Activists say the presence of the countries most affected by the climate crisis is key to pressuring leaders to agree aggressive targets
A third of Pacific small island states and territories do not plan to send any government figures to the COP26 summit in Glasgow due to Covid-19 travel restrictions.
The lack of high-level representation of Pacific nations at the meeting has led to fears that the concerns of these countries, which are among those most at risk due to the climate crisis, will not be appropriately represented at the summit.
At a meeting of Pacific regional organisations last week, it was confirmed that 13 of the Pacific small island developing states plan to send a leader or minister to COP26 and seven do not, and instead intend to send representatives from their missions in New York, Brussels, or other cities, though sources present at the meeting say the number could change in the next few weeks.
“It’s a big issue for the Pacific, the fact that we will not be able to be there in person as we would like,” said Ralph Regenvanu, opposition leader of Vanuatu. “If we go back to Paris [COP21], it was the personal presence of Pacific leaders that really made a change and brought us to the one point five degree figure that we have now in the agreement.
“I know, for example, Vanuatu will not be sending anybody in person [this year]. Other countries are sending much smaller delegations … and that will significantly, I think, reduce our ability to influence the outcomes of that COP… which is what we’ve done in the past.”
The smaller numbers are largely due to Covid travel restrictions. Most Pacific countries have remained Covid-free or had very low case numbers throughout the pandemic, due to closing their borders to international travel.
As a result, travelling from these Pacific countries to the Glasgow summit would require leaders to complete up to a month of managed quarantine.
“We’re really really struggling to get a high-level delegation to go to the COP,” said Albon Ishoda, Ambassador from the Marshall Islands to Fiji and the Pacific Islands.
“It’s always expected that the head of the country … would attend these meetings and we cannot have the president be indisposed for a huge amount of time,” he said.
Anyone returning to the Marshall Islands, a low-lying atoll nation in the north Pacific, which has recorded just four cases of Covid-19 and no deaths during the pandemic, must complete two weeks of managed quarantine in Honolulu and then another two weeks in the Marshall Islands.
Ishoda says the difficulties for Pacific leaders in getting to COP should motivate other world leaders to make sure they don’t waste the opportunity afforded by the summit.
“They should recognise that … we’re crossing huge oceans and scaling mountains to get there, so you know, don’t waste our time by saying: ‘OK, we’re going to push this back to another COP’.”
The impact of travel restrictions will have an even more dramatic effect on the number of civil society representatives from the Pacific who will be able to attend.
Lavetanalagi Seru, a Fijian leader from the Pacific Islands Climate Action Network (PICAN), said COP26 had proved “near impossible to attend” for activists and campaigners.

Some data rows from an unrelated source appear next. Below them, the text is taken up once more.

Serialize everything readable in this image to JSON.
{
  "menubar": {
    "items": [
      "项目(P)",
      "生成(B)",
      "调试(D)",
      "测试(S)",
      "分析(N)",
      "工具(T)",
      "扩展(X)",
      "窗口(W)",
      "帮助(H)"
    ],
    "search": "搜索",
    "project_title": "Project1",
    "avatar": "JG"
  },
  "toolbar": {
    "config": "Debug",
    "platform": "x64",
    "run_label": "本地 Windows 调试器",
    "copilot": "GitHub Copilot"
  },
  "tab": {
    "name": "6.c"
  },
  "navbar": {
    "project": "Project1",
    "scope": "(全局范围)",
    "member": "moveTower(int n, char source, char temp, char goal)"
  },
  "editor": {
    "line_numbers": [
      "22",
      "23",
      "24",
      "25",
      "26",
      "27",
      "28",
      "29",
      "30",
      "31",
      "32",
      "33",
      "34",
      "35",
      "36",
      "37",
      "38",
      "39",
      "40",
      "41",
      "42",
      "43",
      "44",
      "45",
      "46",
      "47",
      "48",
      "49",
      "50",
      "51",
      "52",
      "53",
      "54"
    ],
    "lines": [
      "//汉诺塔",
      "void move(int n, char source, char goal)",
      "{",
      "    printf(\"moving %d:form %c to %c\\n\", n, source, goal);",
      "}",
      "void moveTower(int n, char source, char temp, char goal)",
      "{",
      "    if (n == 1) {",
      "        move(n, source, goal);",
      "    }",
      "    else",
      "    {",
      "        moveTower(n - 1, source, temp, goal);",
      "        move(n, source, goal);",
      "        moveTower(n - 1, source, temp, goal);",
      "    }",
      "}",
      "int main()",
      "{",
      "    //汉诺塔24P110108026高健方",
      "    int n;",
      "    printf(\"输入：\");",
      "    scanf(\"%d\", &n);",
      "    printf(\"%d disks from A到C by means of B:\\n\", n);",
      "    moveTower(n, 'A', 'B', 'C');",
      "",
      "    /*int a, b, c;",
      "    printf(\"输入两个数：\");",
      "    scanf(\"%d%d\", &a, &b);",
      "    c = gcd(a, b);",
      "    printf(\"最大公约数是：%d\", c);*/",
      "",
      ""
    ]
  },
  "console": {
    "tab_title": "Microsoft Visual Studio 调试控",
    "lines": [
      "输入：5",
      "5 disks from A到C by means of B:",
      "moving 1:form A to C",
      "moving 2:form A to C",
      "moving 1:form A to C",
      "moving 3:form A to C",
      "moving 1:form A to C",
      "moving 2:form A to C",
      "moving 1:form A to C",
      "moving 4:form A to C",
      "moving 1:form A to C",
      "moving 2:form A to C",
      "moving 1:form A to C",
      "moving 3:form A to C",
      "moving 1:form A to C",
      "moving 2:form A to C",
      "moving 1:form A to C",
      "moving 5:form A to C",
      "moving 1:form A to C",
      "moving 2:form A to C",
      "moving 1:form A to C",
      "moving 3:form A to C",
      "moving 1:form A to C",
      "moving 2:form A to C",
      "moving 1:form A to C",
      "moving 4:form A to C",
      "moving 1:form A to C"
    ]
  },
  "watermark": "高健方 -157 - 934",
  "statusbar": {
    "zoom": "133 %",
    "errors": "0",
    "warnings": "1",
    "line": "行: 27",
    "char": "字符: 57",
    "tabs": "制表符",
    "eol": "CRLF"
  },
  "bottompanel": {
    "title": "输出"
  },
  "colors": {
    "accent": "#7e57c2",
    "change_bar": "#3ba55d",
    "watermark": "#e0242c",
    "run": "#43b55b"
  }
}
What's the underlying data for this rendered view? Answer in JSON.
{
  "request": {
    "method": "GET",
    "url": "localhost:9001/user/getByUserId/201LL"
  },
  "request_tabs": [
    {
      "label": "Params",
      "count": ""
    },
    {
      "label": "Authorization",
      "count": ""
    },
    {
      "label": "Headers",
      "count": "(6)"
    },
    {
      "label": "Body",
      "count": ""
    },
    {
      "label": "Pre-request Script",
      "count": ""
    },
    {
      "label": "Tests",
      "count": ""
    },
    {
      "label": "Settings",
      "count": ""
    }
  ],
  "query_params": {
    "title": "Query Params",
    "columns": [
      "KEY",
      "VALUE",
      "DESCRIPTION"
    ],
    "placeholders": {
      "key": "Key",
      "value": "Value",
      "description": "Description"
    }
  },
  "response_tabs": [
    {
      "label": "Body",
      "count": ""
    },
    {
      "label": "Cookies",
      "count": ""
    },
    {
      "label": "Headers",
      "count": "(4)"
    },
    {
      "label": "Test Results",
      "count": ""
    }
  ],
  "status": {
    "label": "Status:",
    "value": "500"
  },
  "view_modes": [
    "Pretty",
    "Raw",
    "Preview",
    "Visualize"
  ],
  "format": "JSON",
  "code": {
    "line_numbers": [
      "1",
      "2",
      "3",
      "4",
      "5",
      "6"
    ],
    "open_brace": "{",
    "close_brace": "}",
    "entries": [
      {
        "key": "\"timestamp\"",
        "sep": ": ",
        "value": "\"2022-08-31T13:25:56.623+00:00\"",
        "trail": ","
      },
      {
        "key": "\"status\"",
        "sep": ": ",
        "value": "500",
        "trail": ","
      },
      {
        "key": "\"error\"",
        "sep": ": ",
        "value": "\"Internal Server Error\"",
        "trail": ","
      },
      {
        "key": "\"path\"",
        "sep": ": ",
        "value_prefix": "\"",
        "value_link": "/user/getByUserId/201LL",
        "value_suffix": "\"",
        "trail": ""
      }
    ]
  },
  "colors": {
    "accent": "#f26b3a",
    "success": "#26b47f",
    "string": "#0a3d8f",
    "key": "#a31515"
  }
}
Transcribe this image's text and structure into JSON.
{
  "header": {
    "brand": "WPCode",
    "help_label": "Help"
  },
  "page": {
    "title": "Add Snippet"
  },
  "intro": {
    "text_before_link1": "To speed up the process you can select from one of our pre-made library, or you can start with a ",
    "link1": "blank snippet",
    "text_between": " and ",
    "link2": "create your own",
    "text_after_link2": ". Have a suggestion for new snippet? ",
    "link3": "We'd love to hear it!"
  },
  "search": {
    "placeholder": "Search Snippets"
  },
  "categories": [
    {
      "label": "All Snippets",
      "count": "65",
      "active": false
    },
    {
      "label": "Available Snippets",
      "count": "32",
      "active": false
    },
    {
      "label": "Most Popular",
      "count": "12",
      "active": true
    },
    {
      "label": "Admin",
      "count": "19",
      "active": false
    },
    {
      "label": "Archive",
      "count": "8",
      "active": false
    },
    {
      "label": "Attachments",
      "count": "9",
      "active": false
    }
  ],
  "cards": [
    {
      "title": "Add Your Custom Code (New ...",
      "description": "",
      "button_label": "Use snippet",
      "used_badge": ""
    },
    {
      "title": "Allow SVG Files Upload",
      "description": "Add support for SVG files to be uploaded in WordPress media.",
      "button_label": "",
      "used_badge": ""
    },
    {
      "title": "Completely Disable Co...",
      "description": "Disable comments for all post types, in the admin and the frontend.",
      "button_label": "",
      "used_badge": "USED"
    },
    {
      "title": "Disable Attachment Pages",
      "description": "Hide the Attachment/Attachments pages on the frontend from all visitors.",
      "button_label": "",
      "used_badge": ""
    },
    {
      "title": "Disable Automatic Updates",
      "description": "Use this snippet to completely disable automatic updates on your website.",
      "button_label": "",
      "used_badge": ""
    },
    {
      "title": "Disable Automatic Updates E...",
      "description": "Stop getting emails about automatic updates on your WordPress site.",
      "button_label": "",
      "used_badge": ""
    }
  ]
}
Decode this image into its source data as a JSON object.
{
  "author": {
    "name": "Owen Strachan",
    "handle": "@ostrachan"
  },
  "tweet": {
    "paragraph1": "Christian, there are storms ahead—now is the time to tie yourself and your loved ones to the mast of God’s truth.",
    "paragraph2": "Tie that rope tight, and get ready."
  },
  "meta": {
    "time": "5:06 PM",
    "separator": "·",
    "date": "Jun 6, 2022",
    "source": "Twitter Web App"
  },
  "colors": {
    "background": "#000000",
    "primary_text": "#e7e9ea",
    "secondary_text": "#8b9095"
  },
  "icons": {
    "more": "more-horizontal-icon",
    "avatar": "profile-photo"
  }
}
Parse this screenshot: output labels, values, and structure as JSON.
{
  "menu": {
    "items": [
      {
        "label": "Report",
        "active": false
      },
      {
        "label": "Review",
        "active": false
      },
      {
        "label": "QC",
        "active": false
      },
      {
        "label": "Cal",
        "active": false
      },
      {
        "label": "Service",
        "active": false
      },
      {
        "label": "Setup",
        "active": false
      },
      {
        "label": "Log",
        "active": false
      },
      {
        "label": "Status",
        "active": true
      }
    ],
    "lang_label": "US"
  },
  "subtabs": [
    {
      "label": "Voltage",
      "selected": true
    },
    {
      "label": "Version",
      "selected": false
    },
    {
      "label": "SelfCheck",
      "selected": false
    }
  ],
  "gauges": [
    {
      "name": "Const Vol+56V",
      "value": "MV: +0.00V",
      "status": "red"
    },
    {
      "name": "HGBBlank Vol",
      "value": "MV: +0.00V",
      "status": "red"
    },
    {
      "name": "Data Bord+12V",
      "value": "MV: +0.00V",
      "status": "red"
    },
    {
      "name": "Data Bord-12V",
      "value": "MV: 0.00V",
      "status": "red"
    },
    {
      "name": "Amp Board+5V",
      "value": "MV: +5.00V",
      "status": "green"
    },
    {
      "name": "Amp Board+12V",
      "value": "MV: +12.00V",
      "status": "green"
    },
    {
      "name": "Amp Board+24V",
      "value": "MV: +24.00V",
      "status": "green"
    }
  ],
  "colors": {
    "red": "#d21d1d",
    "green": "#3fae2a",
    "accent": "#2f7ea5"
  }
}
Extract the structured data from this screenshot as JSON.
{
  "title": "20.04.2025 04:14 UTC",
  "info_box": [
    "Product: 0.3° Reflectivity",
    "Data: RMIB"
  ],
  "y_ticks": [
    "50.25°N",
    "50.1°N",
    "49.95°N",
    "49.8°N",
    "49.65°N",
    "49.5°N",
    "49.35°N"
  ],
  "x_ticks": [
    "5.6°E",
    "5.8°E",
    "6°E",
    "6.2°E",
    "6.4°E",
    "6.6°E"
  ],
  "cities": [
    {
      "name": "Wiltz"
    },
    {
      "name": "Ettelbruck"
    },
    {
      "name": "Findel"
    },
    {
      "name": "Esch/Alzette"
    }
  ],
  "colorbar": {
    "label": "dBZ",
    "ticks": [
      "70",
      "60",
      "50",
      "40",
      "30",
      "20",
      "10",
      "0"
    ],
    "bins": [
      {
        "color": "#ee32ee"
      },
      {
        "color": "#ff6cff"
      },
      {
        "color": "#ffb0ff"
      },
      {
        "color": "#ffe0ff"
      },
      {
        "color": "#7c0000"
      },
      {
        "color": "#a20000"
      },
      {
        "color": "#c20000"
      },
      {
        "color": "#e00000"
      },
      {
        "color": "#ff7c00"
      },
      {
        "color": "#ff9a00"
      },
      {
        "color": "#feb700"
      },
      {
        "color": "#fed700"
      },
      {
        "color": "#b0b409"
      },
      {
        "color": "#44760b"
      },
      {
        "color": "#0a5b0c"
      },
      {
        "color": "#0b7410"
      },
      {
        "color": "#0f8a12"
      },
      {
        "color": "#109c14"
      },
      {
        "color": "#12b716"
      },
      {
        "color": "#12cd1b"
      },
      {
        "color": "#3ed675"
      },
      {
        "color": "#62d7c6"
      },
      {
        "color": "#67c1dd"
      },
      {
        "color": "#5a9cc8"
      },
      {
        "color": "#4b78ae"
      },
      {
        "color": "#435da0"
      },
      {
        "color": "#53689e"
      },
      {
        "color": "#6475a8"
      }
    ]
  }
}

The challenges include strict quarantine rules upon return to Pacific countries, which have to be paid for by the delegates and mean many delegates have to take a month off work; flights that cost up to double their pre-pandemic prices; high accommodation costs in Scotland and the fear of bringing Covid-19 back to vulnerable communities.
“It’s going to be really really small,” said Seru, estimating there will be 20 to 30 civil society delegates from the Pacific this year, compared with 70 to 80 in normal years.
Seru says that civil society representatives have traditionally played a significant role at COP summits.
“It keeps this drumbeat of pressure on government … we break down whatever the outcome is in a very digestible approach and communicate that back to people in the Pacific, so we can keep the pressure on Pacific governments, also on Australia, New Zealand, the U.S.
“We’re also there to provide support for Pacific small island developing states, where we have smaller delegations, leaders are unable to be in all the rooms at once, so this is where civil society steps in and covers some of the meetings.”
Seru estimates the costs for him to get to Glasgow will be about FJD20,000 (US$10,000), in a country where the starting salary for a government employee is about FJD12,000 (US$6,00) a year. He has managed to attend because NGOs including Greenpeace, Oxfam and Climate Justice Resilience Fund have provided support to his organisation.
Alisi Rabukawaqa is a Pacific Climate Warrior and Council of Elder member in Fiji. She has attended Cop summits in the past but will not be attending this year.
“The bottom line really is time and money,” she said. “For me, I do this voluntarily, it is not part of my 8-5 job. There is absolutely no organisation that would allow for a staff to have that much time away.”
Rabukawaqa says that while it’s “crucial” that Pacific leaders and activists attend Cop, “I think so far I can count with one hand the number of people I know personally who will be in attendance.”
This story is produced by Kate Lyons, published at The Guardian on 21 October 2021, reposted via PACNEWS.